* [Activity]: Every line holding "Object" should be copied from the records below.

* [The records]:
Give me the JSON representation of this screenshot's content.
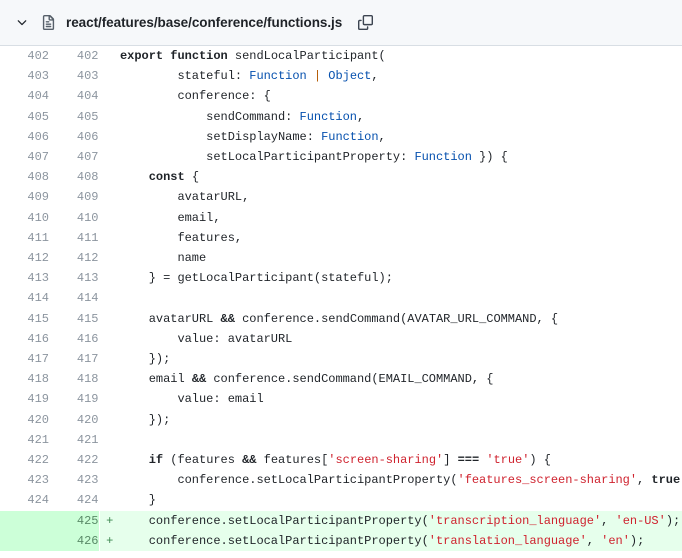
{
  "header": {
    "chevron_icon": "chevron-down-icon",
    "file_icon": "file-icon",
    "file_path": "react/features/base/conference/functions.js",
    "copy_icon": "copy-icon"
  },
  "diff": {
    "rows": [
      {
        "old": "402",
        "new": "402",
        "marker": "",
        "type": "context",
        "tokens": [
          {
            "t": "export",
            "c": "k"
          },
          {
            "t": " ",
            "c": "pl"
          },
          {
            "t": "function",
            "c": "k"
          },
          {
            "t": " sendLocalParticipant(",
            "c": "pl"
          }
        ],
        "text": "export function sendLocalParticipant("
      },
      {
        "old": "403",
        "new": "403",
        "marker": "",
        "type": "context",
        "tokens": [
          {
            "t": "        stateful: ",
            "c": "pl"
          },
          {
            "t": "Function",
            "c": "t"
          },
          {
            "t": " ",
            "c": "pl"
          },
          {
            "t": "|",
            "c": "br"
          },
          {
            "t": " ",
            "c": "pl"
          },
          {
            "t": "Object",
            "c": "t"
          },
          {
            "t": ",",
            "c": "pl"
          }
        ],
        "text": "        stateful: Function | Object,"
      },
      {
        "old": "404",
        "new": "404",
        "marker": "",
        "type": "context",
        "tokens": [
          {
            "t": "        conference: {",
            "c": "pl"
          }
        ],
        "text": "        conference: {"
      },
      {
        "old": "405",
        "new": "405",
        "marker": "",
        "type": "context",
        "tokens": [
          {
            "t": "            sendCommand: ",
            "c": "pl"
          },
          {
            "t": "Function",
            "c": "t"
          },
          {
            "t": ",",
            "c": "pl"
          }
        ],
        "text": "            sendCommand: Function,"
      },
      {
        "old": "406",
        "new": "406",
        "marker": "",
        "type": "context",
        "tokens": [
          {
            "t": "            setDisplayName: ",
            "c": "pl"
          },
          {
            "t": "Function",
            "c": "t"
          },
          {
            "t": ",",
            "c": "pl"
          }
        ],
        "text": "            setDisplayName: Function,"
      },
      {
        "old": "407",
        "new": "407",
        "marker": "",
        "type": "context",
        "tokens": [
          {
            "t": "            setLocalParticipantProperty: ",
            "c": "pl"
          },
          {
            "t": "Function",
            "c": "t"
          },
          {
            "t": " }) {",
            "c": "pl"
          }
        ],
        "text": "            setLocalParticipantProperty: Function }) {"
      },
      {
        "old": "408",
        "new": "408",
        "marker": "",
        "type": "context",
        "tokens": [
          {
            "t": "    ",
            "c": "pl"
          },
          {
            "t": "const",
            "c": "k"
          },
          {
            "t": " {",
            "c": "pl"
          }
        ],
        "text": "    const {"
      },
      {
        "old": "409",
        "new": "409",
        "marker": "",
        "type": "context",
        "tokens": [
          {
            "t": "        avatarURL,",
            "c": "pl"
          }
        ],
        "text": "        avatarURL,"
      },
      {
        "old": "410",
        "new": "410",
        "marker": "",
        "type": "context",
        "tokens": [
          {
            "t": "        email,",
            "c": "pl"
          }
        ],
        "text": "        email,"
      },
      {
        "old": "411",
        "new": "411",
        "marker": "",
        "type": "context",
        "tokens": [
          {
            "t": "        features,",
            "c": "pl"
          }
        ],
        "text": "        features,"
      },
      {
        "old": "412",
        "new": "412",
        "marker": "",
        "type": "context",
        "tokens": [
          {
            "t": "        name",
            "c": "pl"
          }
        ],
        "text": "        name"
      },
      {
        "old": "413",
        "new": "413",
        "marker": "",
        "type": "context",
        "tokens": [
          {
            "t": "    } = getLocalParticipant(stateful);",
            "c": "pl"
          }
        ],
        "text": "    } = getLocalParticipant(stateful);"
      },
      {
        "old": "414",
        "new": "414",
        "marker": "",
        "type": "context",
        "tokens": [
          {
            "t": "",
            "c": "pl"
          }
        ],
        "text": ""
      },
      {
        "old": "415",
        "new": "415",
        "marker": "",
        "type": "context",
        "tokens": [
          {
            "t": "    avatarURL ",
            "c": "pl"
          },
          {
            "t": "&&",
            "c": "op"
          },
          {
            "t": " conference.sendCommand(AVATAR_URL_COMMAND, {",
            "c": "pl"
          }
        ],
        "text": "    avatarURL && conference.sendCommand(AVATAR_URL_COMMAND, {"
      },
      {
        "old": "416",
        "new": "416",
        "marker": "",
        "type": "context",
        "tokens": [
          {
            "t": "        value: avatarURL",
            "c": "pl"
          }
        ],
        "text": "        value: avatarURL"
      },
      {
        "old": "417",
        "new": "417",
        "marker": "",
        "type": "context",
        "tokens": [
          {
            "t": "    });",
            "c": "pl"
          }
        ],
        "text": "    });"
      },
      {
        "old": "418",
        "new": "418",
        "marker": "",
        "type": "context",
        "tokens": [
          {
            "t": "    email ",
            "c": "pl"
          },
          {
            "t": "&&",
            "c": "op"
          },
          {
            "t": " conference.sendCommand(EMAIL_COMMAND, {",
            "c": "pl"
          }
        ],
        "text": "    email && conference.sendCommand(EMAIL_COMMAND, {"
      },
      {
        "old": "419",
        "new": "419",
        "marker": "",
        "type": "context",
        "tokens": [
          {
            "t": "        value: email",
            "c": "pl"
          }
        ],
        "text": "        value: email"
      },
      {
        "old": "420",
        "new": "420",
        "marker": "",
        "type": "context",
        "tokens": [
          {
            "t": "    });",
            "c": "pl"
          }
        ],
        "text": "    });"
      },
      {
        "old": "421",
        "new": "421",
        "marker": "",
        "type": "context",
        "tokens": [
          {
            "t": "",
            "c": "pl"
          }
        ],
        "text": ""
      },
      {
        "old": "422",
        "new": "422",
        "marker": "",
        "type": "context",
        "tokens": [
          {
            "t": "    ",
            "c": "pl"
          },
          {
            "t": "if",
            "c": "k"
          },
          {
            "t": " (features ",
            "c": "pl"
          },
          {
            "t": "&&",
            "c": "op"
          },
          {
            "t": " features[",
            "c": "pl"
          },
          {
            "t": "'screen-sharing'",
            "c": "s"
          },
          {
            "t": "] ",
            "c": "pl"
          },
          {
            "t": "===",
            "c": "op"
          },
          {
            "t": " ",
            "c": "pl"
          },
          {
            "t": "'true'",
            "c": "s"
          },
          {
            "t": ") {",
            "c": "pl"
          }
        ],
        "text": "    if (features && features['screen-sharing'] === 'true') {"
      },
      {
        "old": "423",
        "new": "423",
        "marker": "",
        "type": "context",
        "tokens": [
          {
            "t": "        conference.setLocalParticipantProperty(",
            "c": "pl"
          },
          {
            "t": "'features_screen-sharing'",
            "c": "s"
          },
          {
            "t": ", ",
            "c": "pl"
          },
          {
            "t": "true",
            "c": "bool"
          },
          {
            "t": ");",
            "c": "pl"
          }
        ],
        "text": "        conference.setLocalParticipantProperty('features_screen-sharing', true);"
      },
      {
        "old": "424",
        "new": "424",
        "marker": "",
        "type": "context",
        "tokens": [
          {
            "t": "    }",
            "c": "pl"
          }
        ],
        "text": "    }"
      },
      {
        "old": "",
        "new": "425",
        "marker": "+",
        "type": "add",
        "tokens": [
          {
            "t": "    conference.setLocalParticipantProperty(",
            "c": "pl"
          },
          {
            "t": "'transcription_language'",
            "c": "s"
          },
          {
            "t": ", ",
            "c": "pl"
          },
          {
            "t": "'en-US'",
            "c": "s"
          },
          {
            "t": ");",
            "c": "pl"
          }
        ],
        "text": "    conference.setLocalParticipantProperty('transcription_language', 'en-US');"
      },
      {
        "old": "",
        "new": "426",
        "marker": "+",
        "type": "add",
        "tokens": [
          {
            "t": "    conference.setLocalParticipantProperty(",
            "c": "pl"
          },
          {
            "t": "'translation_language'",
            "c": "s"
          },
          {
            "t": ", ",
            "c": "pl"
          },
          {
            "t": "'en'",
            "c": "s"
          },
          {
            "t": ");",
            "c": "pl"
          }
        ],
        "text": "    conference.setLocalParticipantProperty('translation_language', 'en');"
      }
    ]
  },
  "colors": {
    "header_bg": "#f6f8fa",
    "added_bg": "#e6ffec",
    "added_gutter_bg": "#ccffd8",
    "string": "#cf222e",
    "type": "#0550ae",
    "text": "#1f2328",
    "line_number": "#8c959f"
  }
}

* [Answer box]:
            "t": "Object",
        "text": "        stateful: Function | Object,"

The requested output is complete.